Get in touch

Get in touch

  • This field is for validation purposes and should be left unchanged.

Privacy Notice


When you submit an enquiry via our website, we use the personal data you supply to respond to your query, including providing you with any requested information about our products and services. We may also email you several times after your enquiry in order to follow up on your interest and ensure that we have answered your it to your satisfaction. We will do this based on our legitimate interest in providing accurate information prior to a sale. Your enquiry is stored and processed as an email which is hosted by Microsoft within the European Economic Area (EEA). We keep enquiry emails for two years, after which they are securely archived and kept for seven years, when we delete them.

Reveal Menu

Control A.5.1 Information Security Policies - ISO27001 Annex A


We just wanted to give you some thoughts about control A.5.1 from Annex A of the ISO27001 2022 standard which is all about information security policies. You’re probably going to have two types of policy here. Firstly, you’ll have the information security policy, which is going to include some of the things that are mentioned in the management system parts of the standard, in terms of commitments and so on.

Topic-specific Policies

The other area is going to be topic-specific policies, and you may have quite a few of these as there are a lot of areas that information security is now relevant to. The key thing is to make sure that your approach to policies is consistent, in terms of recognising who the audience is for any particular policy, and that the level that it goes to is appropriate. You’re going to have some policies that are appropriate for users to read, and so they need to be written in language that they will be able to relate to and understand, and you’re going to have some policies that are more technical in nature; they are more relevant to techies within your organisation – things like server hardening and network security controls.

Policy Signoff and Language

So you do need to think about the structure of your policies, in terms of how they are actually signed off as well – you may have several different levels of signoff of policies within your organisation. For higher level policies that’s probably going to be at board level and for lower-level policies on particular topics it may be at a lower departmental head level, so you need to document that and make sure that that’s fully understood, and that the policies are signed off with their current versions. In terms of policies themselves, basically they are a set of rules, so you need to make sure that the language that’s used within your policies is appropriate; it’s not a case of you “should” do this, it’s a case of you “must” or you “will” follow these rules, and each policy will be backed by appropriate disciplinary procedures in the event that someone doesn’t follow the policy or contravenes something that’s in the policy.

Policy Length

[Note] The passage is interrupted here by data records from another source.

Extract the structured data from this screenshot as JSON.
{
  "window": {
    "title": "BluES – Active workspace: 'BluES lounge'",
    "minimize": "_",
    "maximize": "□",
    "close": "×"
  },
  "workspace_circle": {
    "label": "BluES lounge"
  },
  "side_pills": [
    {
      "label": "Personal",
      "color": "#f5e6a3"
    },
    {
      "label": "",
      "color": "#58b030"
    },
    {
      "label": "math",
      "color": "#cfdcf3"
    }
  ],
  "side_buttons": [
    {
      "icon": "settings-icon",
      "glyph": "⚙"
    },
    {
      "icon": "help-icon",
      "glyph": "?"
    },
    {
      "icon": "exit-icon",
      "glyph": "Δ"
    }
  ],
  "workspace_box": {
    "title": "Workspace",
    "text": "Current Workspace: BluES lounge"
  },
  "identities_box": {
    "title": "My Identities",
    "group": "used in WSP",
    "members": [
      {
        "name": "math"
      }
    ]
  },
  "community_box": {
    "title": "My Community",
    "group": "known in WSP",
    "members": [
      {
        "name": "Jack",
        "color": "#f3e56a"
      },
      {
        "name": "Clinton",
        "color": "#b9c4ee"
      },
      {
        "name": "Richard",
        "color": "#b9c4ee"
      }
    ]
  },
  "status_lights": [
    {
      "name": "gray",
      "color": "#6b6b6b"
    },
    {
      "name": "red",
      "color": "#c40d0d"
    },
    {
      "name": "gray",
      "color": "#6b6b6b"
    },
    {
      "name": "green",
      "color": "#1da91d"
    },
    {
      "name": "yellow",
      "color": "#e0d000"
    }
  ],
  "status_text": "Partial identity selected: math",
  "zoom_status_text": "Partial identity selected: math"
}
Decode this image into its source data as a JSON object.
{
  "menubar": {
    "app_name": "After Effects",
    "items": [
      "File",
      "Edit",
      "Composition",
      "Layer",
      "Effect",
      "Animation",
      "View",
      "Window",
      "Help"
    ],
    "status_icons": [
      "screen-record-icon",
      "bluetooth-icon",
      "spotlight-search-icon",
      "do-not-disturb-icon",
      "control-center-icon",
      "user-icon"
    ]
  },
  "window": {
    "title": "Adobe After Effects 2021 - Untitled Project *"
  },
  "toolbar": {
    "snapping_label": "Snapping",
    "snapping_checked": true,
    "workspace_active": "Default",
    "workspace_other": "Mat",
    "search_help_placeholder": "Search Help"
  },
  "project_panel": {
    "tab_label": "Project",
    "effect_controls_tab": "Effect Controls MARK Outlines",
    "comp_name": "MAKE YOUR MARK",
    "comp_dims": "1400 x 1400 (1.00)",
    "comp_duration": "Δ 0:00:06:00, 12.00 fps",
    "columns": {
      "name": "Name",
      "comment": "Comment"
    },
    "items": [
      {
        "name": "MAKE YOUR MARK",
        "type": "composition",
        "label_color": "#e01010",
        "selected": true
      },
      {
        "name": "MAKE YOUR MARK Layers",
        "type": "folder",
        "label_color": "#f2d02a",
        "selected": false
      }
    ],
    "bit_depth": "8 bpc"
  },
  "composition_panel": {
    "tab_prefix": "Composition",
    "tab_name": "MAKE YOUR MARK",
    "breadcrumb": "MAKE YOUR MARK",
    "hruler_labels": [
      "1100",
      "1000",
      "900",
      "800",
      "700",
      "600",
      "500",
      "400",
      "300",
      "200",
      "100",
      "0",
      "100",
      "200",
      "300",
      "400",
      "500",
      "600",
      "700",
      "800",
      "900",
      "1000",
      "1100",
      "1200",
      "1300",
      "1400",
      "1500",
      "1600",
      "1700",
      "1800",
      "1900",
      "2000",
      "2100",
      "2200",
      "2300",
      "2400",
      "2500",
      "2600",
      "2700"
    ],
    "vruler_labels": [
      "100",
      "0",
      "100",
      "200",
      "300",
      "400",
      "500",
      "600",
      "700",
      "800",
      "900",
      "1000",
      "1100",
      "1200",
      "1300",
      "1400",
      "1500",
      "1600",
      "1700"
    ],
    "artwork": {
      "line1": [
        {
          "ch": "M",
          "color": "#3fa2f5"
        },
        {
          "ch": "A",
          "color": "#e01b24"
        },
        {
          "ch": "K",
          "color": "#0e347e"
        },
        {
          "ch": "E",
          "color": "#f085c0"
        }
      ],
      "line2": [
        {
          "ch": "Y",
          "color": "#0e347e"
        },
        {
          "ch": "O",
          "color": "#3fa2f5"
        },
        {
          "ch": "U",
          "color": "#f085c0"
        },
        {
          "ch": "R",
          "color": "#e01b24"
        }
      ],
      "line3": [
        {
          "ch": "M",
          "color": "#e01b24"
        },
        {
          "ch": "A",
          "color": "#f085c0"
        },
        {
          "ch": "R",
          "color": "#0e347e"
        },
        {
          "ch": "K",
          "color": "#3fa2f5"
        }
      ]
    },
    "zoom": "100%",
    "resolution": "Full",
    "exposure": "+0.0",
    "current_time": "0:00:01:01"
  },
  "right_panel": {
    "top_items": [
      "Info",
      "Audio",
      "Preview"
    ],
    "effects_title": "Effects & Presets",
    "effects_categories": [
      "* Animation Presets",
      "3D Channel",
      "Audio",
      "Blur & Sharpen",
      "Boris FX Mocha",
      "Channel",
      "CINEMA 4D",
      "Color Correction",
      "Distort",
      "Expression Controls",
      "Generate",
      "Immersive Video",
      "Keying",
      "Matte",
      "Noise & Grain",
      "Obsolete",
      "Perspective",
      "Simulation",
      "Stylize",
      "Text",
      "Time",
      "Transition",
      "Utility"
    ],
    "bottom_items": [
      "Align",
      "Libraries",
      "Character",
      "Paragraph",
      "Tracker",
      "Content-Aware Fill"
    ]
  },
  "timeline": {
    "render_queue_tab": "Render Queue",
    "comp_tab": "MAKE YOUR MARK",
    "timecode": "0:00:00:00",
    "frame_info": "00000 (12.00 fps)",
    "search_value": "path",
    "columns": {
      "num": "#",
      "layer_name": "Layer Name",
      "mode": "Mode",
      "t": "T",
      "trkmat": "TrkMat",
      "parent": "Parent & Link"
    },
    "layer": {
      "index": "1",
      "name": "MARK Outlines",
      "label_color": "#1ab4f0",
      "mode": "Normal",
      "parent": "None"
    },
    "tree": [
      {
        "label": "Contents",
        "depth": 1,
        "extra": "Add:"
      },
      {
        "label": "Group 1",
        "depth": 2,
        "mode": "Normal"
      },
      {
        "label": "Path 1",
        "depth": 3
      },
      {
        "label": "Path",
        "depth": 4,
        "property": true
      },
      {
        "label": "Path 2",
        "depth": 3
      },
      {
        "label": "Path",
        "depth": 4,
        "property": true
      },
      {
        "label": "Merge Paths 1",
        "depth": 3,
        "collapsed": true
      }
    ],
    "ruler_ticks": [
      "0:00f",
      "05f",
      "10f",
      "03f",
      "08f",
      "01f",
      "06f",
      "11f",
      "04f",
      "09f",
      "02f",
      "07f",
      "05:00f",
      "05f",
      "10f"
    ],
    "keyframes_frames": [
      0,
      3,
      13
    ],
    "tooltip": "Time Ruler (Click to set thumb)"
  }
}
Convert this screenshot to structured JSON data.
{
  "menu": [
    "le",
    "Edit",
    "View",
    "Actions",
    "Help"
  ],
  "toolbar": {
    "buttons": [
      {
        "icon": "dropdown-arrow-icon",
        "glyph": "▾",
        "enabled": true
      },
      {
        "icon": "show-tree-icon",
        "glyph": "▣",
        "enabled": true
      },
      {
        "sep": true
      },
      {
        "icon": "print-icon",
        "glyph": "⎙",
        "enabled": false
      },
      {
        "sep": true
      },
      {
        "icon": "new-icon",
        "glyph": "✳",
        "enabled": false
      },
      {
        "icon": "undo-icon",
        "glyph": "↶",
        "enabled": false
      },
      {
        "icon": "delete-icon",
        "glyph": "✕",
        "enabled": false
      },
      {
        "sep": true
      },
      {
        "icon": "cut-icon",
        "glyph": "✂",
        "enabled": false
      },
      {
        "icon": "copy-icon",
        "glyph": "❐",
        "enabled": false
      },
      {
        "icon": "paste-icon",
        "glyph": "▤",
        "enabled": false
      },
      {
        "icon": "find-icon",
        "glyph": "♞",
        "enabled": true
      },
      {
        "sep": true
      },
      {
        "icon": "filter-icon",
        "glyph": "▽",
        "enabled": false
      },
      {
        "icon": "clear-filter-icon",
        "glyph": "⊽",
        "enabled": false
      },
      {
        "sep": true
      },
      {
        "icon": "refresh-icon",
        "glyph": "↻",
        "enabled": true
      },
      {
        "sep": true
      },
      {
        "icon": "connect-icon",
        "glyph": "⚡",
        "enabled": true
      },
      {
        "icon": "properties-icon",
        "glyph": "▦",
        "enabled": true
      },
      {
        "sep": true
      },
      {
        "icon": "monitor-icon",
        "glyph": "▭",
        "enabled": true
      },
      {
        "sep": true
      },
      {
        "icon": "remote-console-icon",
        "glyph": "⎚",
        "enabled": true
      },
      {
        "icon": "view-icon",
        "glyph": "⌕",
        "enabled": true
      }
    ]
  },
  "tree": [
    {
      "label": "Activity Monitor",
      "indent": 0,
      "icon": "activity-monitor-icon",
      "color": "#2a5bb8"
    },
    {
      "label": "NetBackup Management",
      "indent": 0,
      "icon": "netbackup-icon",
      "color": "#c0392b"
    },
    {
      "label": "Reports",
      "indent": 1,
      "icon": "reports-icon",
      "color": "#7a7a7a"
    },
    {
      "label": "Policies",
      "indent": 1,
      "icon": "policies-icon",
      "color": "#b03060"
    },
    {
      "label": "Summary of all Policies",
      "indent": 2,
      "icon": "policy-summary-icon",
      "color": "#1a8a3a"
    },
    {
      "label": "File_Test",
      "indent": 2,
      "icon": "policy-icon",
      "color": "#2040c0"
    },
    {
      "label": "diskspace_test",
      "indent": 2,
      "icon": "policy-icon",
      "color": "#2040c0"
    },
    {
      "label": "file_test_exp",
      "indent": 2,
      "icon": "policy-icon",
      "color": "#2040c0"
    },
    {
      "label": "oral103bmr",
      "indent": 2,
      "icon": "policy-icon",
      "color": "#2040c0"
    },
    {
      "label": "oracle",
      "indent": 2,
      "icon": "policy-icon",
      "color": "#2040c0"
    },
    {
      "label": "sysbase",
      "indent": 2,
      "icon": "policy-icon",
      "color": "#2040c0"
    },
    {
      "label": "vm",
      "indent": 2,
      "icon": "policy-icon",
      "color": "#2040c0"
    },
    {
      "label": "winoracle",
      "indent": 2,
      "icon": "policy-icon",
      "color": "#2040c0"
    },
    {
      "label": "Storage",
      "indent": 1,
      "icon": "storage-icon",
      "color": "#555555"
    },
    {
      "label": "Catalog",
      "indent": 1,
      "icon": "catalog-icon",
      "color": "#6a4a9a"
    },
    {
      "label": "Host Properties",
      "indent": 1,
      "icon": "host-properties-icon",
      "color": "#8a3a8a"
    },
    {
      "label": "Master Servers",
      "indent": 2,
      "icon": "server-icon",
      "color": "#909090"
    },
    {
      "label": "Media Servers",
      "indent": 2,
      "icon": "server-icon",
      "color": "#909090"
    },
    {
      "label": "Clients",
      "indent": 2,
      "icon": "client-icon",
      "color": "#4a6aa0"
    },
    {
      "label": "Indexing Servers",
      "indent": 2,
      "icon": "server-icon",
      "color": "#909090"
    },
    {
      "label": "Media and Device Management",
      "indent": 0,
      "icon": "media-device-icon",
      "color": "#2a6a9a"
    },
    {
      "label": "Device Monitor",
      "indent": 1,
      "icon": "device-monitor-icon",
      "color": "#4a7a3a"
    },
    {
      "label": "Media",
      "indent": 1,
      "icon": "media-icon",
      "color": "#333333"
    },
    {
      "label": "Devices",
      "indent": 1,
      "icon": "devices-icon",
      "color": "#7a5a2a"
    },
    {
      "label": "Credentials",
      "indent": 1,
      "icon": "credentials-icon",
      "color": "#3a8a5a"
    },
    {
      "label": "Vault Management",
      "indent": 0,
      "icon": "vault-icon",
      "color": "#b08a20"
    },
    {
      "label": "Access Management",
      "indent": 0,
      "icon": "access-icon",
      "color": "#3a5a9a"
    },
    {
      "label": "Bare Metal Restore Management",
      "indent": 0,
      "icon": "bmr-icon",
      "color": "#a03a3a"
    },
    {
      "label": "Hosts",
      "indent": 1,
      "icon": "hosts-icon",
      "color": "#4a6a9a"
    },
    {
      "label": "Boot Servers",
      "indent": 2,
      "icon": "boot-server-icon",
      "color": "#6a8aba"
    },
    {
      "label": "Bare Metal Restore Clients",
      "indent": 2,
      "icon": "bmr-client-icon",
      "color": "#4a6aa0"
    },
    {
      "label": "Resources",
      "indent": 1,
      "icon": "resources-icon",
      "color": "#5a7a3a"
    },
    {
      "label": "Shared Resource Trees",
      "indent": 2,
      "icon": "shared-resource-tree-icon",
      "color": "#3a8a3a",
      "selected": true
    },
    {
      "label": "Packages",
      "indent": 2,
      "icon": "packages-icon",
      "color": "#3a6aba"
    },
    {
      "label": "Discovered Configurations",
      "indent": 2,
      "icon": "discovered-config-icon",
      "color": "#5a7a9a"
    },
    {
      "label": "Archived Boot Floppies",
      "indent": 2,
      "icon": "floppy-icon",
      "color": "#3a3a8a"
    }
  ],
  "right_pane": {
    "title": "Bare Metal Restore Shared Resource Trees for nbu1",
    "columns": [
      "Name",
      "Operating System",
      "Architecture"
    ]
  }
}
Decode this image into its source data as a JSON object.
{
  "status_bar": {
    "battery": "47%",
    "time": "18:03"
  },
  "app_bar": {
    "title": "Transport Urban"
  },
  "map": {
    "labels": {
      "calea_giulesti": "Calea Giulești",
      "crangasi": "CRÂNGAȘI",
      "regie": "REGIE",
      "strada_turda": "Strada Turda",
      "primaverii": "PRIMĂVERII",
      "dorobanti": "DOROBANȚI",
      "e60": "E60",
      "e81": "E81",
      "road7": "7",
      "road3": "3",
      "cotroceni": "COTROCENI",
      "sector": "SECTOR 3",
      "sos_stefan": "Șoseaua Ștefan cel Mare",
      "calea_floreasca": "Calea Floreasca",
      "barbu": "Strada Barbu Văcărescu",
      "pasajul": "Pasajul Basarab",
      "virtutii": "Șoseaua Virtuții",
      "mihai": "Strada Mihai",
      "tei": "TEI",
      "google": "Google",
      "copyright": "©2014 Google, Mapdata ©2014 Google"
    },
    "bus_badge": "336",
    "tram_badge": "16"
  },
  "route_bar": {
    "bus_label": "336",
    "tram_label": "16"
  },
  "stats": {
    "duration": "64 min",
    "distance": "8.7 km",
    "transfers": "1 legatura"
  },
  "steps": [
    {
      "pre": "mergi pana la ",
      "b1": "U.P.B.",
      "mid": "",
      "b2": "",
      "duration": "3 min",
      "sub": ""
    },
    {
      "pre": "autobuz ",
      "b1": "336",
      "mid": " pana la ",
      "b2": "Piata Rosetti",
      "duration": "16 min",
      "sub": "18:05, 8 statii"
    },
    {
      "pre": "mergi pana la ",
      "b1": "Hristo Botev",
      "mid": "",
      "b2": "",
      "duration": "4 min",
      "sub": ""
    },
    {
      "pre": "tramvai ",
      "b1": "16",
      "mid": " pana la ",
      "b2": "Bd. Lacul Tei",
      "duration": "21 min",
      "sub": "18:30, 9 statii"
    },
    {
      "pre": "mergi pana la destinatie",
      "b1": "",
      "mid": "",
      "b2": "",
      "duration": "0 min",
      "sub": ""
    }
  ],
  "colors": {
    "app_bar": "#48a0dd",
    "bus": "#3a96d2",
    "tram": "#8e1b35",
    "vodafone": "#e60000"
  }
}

The first step really once you’ve created your main information security policy is to make a list of those topic areas that you’re going to create individual policies for. How long should a policy be? Well, there is a trend nowadays to make policies relatively short, and certainly it’s one of those situations where you don’t want them to be too long, because they lose some of their focus if that is the case. But by the same topic they also need to address the subject that is covered within the policy itself, so you need to strike a middle balance with that. As we said before, it needs to be appropriate to the audience

Publish and Communicate Your Policies

Once you’ve created your policies you also need to make sure that they are published and people know that they exist – people have read them. You may want to have, certainly within the induction of new staff, some indication that they have read the appropriate policies and that they have digested them. They may need to sign them and you may decide to use some electronic tools perhaps to distribute these policies and indicate the fact that they have read them. You may also want to have quizzes perhaps, to verify that people have read these policies and they understand them.

Final Tips

You will need to keep previous versions of policies, because if there is some sort of contravention and you end up in court, where you’re saying they didn’t follow the policy, you need to have the exact copy of the document that should have been followed at that time, even if it has been superseded by something later.
Policies are a very important part of the ISMS and of the controls, and it’s worth putting a bit of effort into making sure that you have the right policies in place, and that they are signed off, communicated and published appropriately.


Written by CertiKit’s CEO, Ken Holmes CISSP, CIPP/E. Ken is the primary author of CertiKit’s toolkit range, an ISO27001 Lead Auditor and has helped to implement, operate and audit ISO certifications over a varied 30-year career in the Information Technology industry. 

More ISO27001 resources

CertiKit are a provider of ISO toolkits, consultancy and internal auditing services, and have helped more than 4000 organizations worldwide with their compliance.

For more guidance on implementing the ISO27001:2022 standard, we’ve put together a list of our best free resources including video guides, blogs and downloadable documents.

Free ISO27001 Resources

We’ve helped more than 4000 businesses with their compliance


Each document is not an island, they all interconnect which is something I've struggled with when using other template packs. Well written and generally happy with the structure of the docs. Really appreciate the excel tools.


View all Testimonials